In a move that is ultimately aimed at grabbing the attention of the International Olympic Committee, a new scoring system is being tested at this weekend’s World Bowling Tour finals. If it sticks, it could change the face of the game.

“We have had an image problem,” said Kevin Dornberger, president of World Bowling, the sport’s international governing body. “Not enough people understand the way the game is scored and that can make it boring for them to watch.”
So, for (the first weekend of November) at least, it is out with the old formula of 10 frames and an accumulated score up to a maximum of 300, and in with a new set of rules that borrows heavily from the kind of golf scoring used in events such as the Ryder Cup.
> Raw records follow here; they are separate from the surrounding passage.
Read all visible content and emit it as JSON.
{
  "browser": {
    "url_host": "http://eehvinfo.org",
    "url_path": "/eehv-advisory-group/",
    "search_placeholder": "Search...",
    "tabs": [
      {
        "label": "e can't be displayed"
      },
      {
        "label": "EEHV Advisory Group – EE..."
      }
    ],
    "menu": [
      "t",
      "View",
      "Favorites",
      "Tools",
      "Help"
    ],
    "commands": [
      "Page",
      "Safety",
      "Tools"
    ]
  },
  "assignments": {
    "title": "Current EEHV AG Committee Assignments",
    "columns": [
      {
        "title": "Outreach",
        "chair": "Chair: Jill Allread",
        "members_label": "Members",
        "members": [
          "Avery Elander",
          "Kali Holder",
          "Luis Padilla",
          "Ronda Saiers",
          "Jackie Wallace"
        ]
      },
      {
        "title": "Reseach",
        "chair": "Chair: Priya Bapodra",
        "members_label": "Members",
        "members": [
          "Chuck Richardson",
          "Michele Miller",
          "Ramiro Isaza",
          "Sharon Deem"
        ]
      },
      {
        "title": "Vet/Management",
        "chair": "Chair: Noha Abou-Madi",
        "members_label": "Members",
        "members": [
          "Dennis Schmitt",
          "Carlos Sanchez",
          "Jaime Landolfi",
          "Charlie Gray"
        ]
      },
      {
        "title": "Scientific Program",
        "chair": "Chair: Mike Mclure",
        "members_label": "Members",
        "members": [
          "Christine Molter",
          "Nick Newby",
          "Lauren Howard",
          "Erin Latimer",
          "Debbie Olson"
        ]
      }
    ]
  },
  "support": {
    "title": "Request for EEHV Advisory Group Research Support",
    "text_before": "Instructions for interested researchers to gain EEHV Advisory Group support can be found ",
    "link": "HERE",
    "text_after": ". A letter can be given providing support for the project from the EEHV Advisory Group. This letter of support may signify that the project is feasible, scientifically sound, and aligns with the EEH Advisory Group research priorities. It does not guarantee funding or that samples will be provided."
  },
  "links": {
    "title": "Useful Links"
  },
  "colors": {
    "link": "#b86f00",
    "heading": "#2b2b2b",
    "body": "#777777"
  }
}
In the Tour finals, held at the South Point Bowling Plaza in Las Vegas on Sunday, matches will effectively become a frame-by-frame showdown, with each bowler initially rolling a single ball per frame.
If a player outscores their opponent, they win the frame and go “one-up”, like in match-play golf. If both hit a strike, each gets a half. If both hit, for example, an eight, each competitor would attempt to complete their spare, with the higher scorer taking the frame. Matches tied after 12 frames continue until there is a winner.
The format is designed to increase suspense, speed up the game and offer greater broadcast appeal, all factors seen as vital to have a shot at Olympic inclusion.

Match Play bowling, eh? Sounds intriguing, but if some of the comments posted along with the article are indicative of the feelings of bowlers, Olympic Bowling is going to get some horrible ratings. But then, people might watch just to see how it works.
My take on it: Keep politics out of sports. (Yeah, right.) What I see here is an attempt to turn a popular sport into a sort of Electoral College. It’s easy to see in golf where a guy could, in Match Play, win a round, but have a higher score than his or her opponent, if, of course, the actual score is kept. The only trouble is, if one guy gets a birdie and the other guy is still in the bunker, he just picks up instead of taking a bogey, double bogey or worse.
The same thing is going to happen in bowling. Bowler No. 1 gets a “Big Four” split and bowler No. 2 gets a strike: Frame over. Strike guy gets 1 point, Split guy doesn’t. But down the line, Split Guy might get a consistent run going while Strike guy goes up and down and they “halve” most of the frames.
It’s kind of like government voting where a guy could win the Electoral College vote with voters in the bigger states, but lose the popular vote.
For me, bowling ain’t broke, so why are they trying to “fix” it?